I think the glorious history of the nursing profession is a motivating factor for the budding and talented youth to pursue a distinguished career in this sacred profession which is a way to earn the pleasure of Allah and His Apostle (PBUH). Following in the footsteps of Rufaida the nurses have an opportunity to provide health-care services to patients, families and communities as a manifestation of love for Allah and the Holy Prophet (PBUH).
The author can be contacted at saimahabeeb786@gmailcom
Muslims help perform last rituals of Hindu woman in Kashmir
December 24, 2017
In a show of religious harmony, thousands of Muslims in India-held Kashmir helped perform the last rites of a female Kashmiri pundit in Anantnag district, Asia News International (ANI), an Indian news agency, reported on Sunday.
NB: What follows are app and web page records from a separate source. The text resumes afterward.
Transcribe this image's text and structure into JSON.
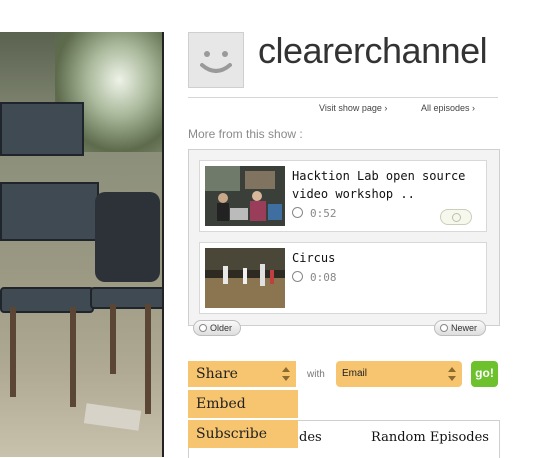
{
  "channel": {
    "name": "clearerchannel"
  },
  "links": {
    "visit_show_page": "Visit show page ›",
    "all_episodes": "All episodes ›"
  },
  "more_from_show": {
    "title": "More from this show :"
  },
  "episodes": [
    {
      "title": "Hacktion Lab open source video workshop ..",
      "duration": "0:52"
    },
    {
      "title": "Circus",
      "duration": "0:08"
    }
  ],
  "pager": {
    "older": "Older",
    "newer": "Newer"
  },
  "share": {
    "selected": "Share",
    "with_label": "with",
    "method_selected": "Email",
    "go_label": "go!",
    "options": [
      "Embed",
      "Subscribe"
    ]
  },
  "tabs": {
    "partial_label": "des",
    "random_episodes": "Random Episodes"
  },
  "colors": {
    "accent": "#f7c56f",
    "go_button": "#6cc12c"
  }
}
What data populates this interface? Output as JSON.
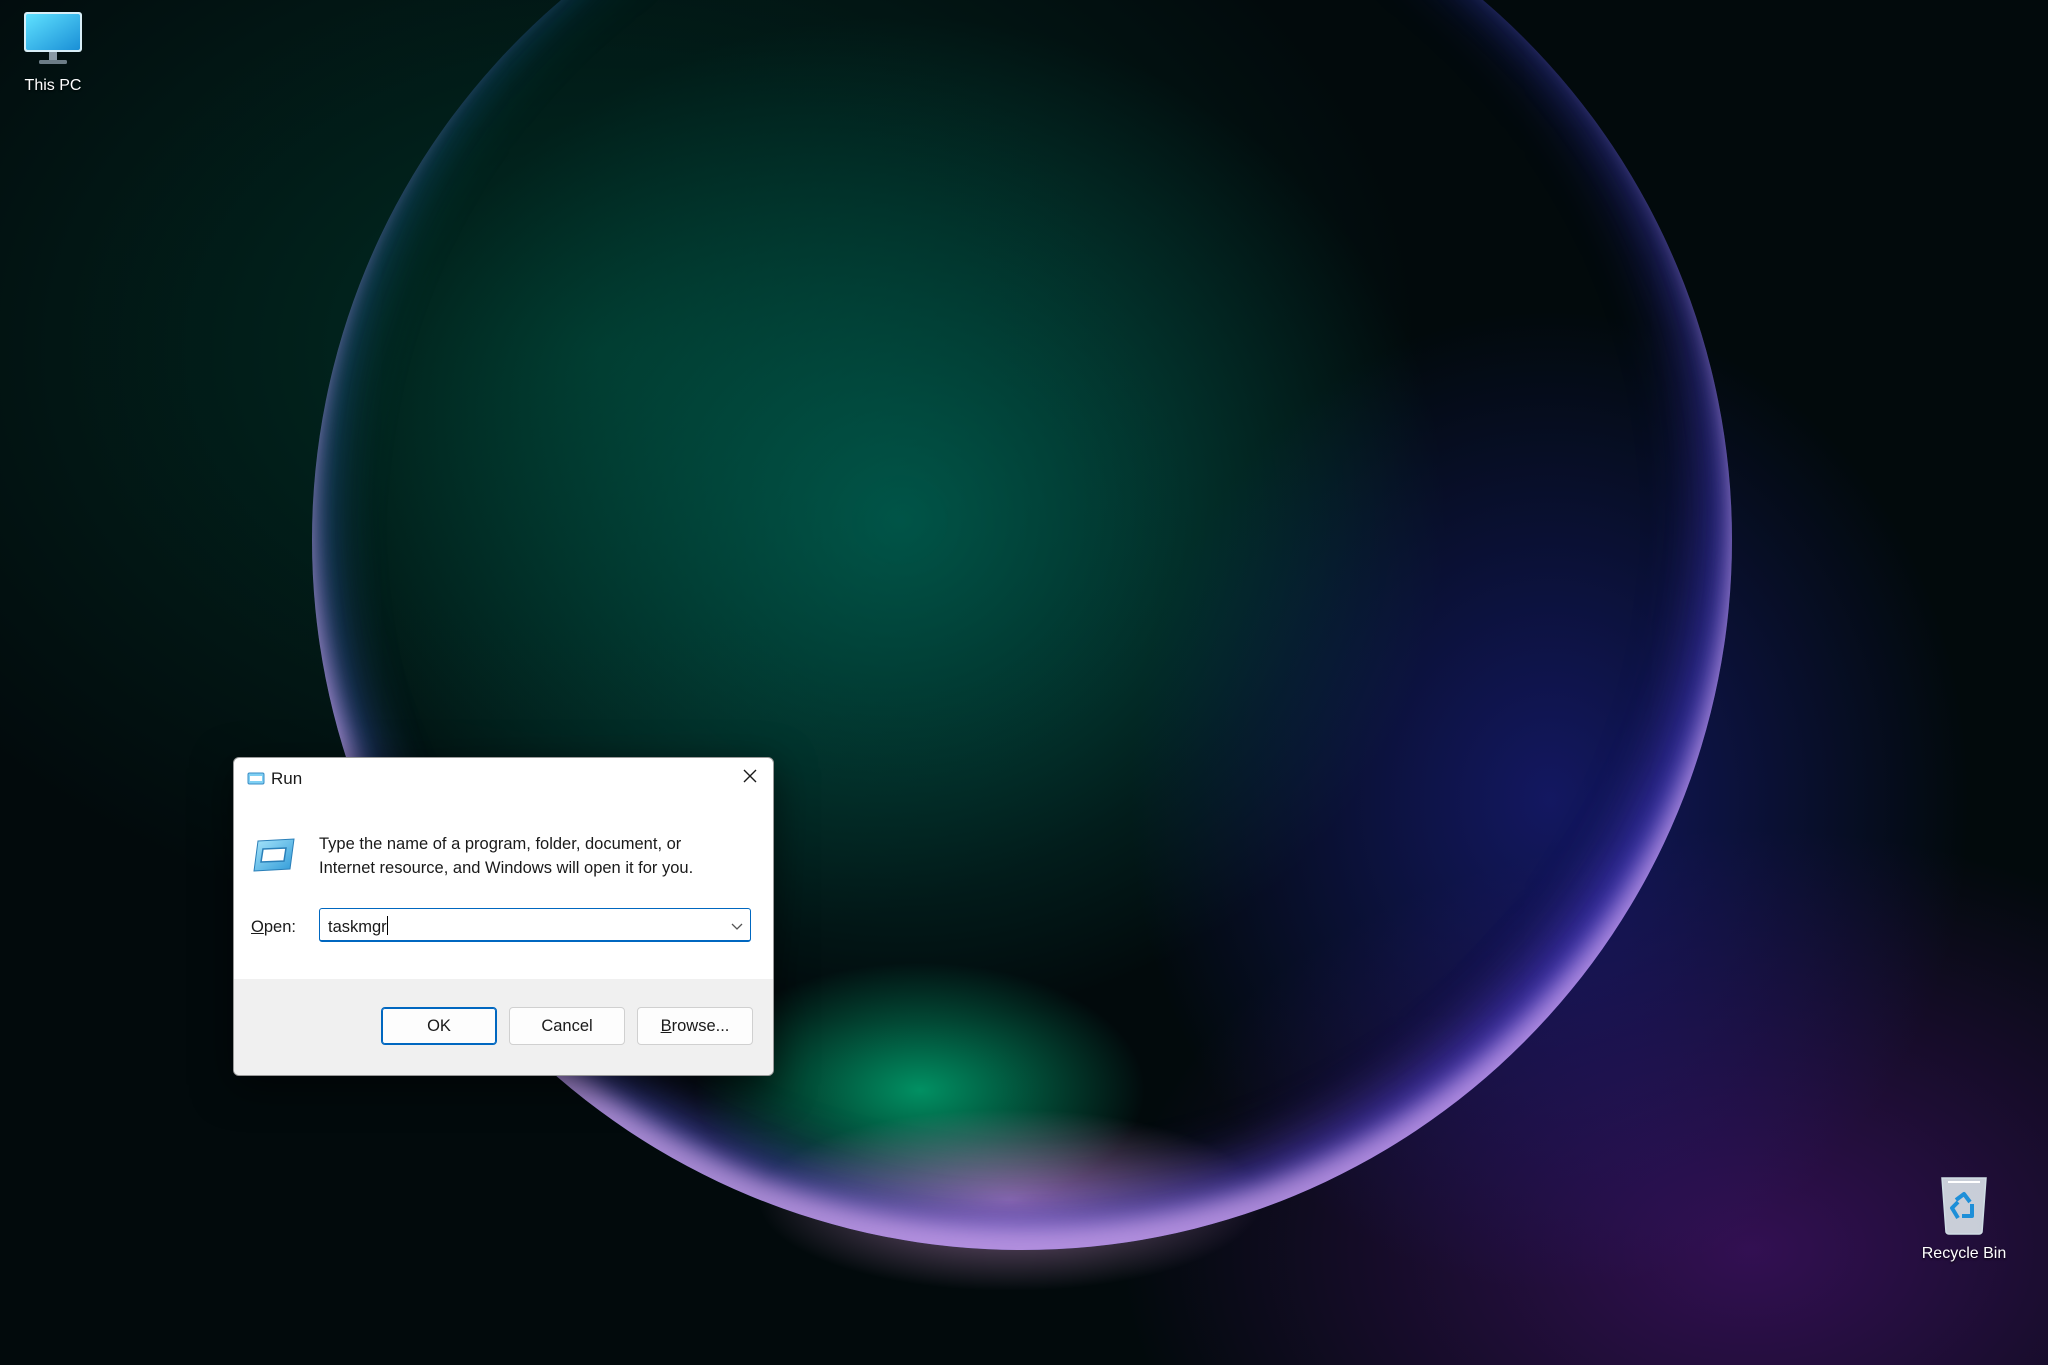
{
  "desktop": {
    "icons": [
      {
        "label": "This PC",
        "icon": "monitor-icon"
      },
      {
        "label": "Recycle Bin",
        "icon": "recycle-bin-icon"
      }
    ]
  },
  "run_dialog": {
    "title": "Run",
    "title_icon": "run-icon",
    "description": "Type the name of a program, folder, document, or Internet resource, and Windows will open it for you.",
    "open_label_accel": "O",
    "open_label_rest": "pen:",
    "open_value": "taskmgr",
    "buttons": {
      "ok": "OK",
      "cancel": "Cancel",
      "browse_accel": "B",
      "browse_rest": "rowse..."
    }
  },
  "colors": {
    "accent": "#0067c0",
    "dialog_footer": "#f0f0f0"
  }
}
Around 3,000 people, mostly Muslims helped perform the last rites of Nancy Koul, who is survived by her four children, including two girls. Koul's husband died last year.
Scores of her Muslim neighbours rushed to Koul's residence after the news of her death broke. They not only consoled her family and mourned her demise but also performed the pundit's last rituals.
"This is our culture and we share brotherhood. We do not believe in divisive politics. We share a composite culture," a neighbour said while talking to ANI.
Due to the communal and religious harmony in the area, Koul and her husband had decided to stay on in their native village in the 1990s when a large number of Kashmiri pundits had migrated from the region.
Egypt’s Al-Ahly Wins the 2017 Women’s Volleyball Championship for Arab Clubs
DECEMBER 24, 2017
The 2017 Women’s Volleyball Championship for Arab Clubs has celebrated Egypt the winner of the competitions which concluded its events on 22 December 2017 at the Cairo International Stadium.
Five clubs from four Arab countries competed: Egypt’s Al-Ahly, Egypt’s Alexandria Sporting Club (ASC), Tunisia’s Club Sportif Sfaxien (CSS), Algeria’s GS Pétroliers (GSP), and Sudan’s Youth 20 Press.
According to the points acquired by each team, Al-Ahly sealed the championship and the runner-up was Tunisia’s CSS. In the third place came Algeria’s GSP while the fourth place went for Egypt’s ASC.
Commenting on the results, Yara Fawzi, head of the volunteers’ committee at the Egyptian Ministry of Youth Affairs and Sports, told Egyptian Streets “Al-Ahly did not lose any match and it was the team with the best performance. On the other hand, Sudan’s Youth 20 Press was the team with the poorest performance”.
Al-Ahly’s Aya Hamdy El-Shamy was awarded the title of “The Championship’s Best Player”.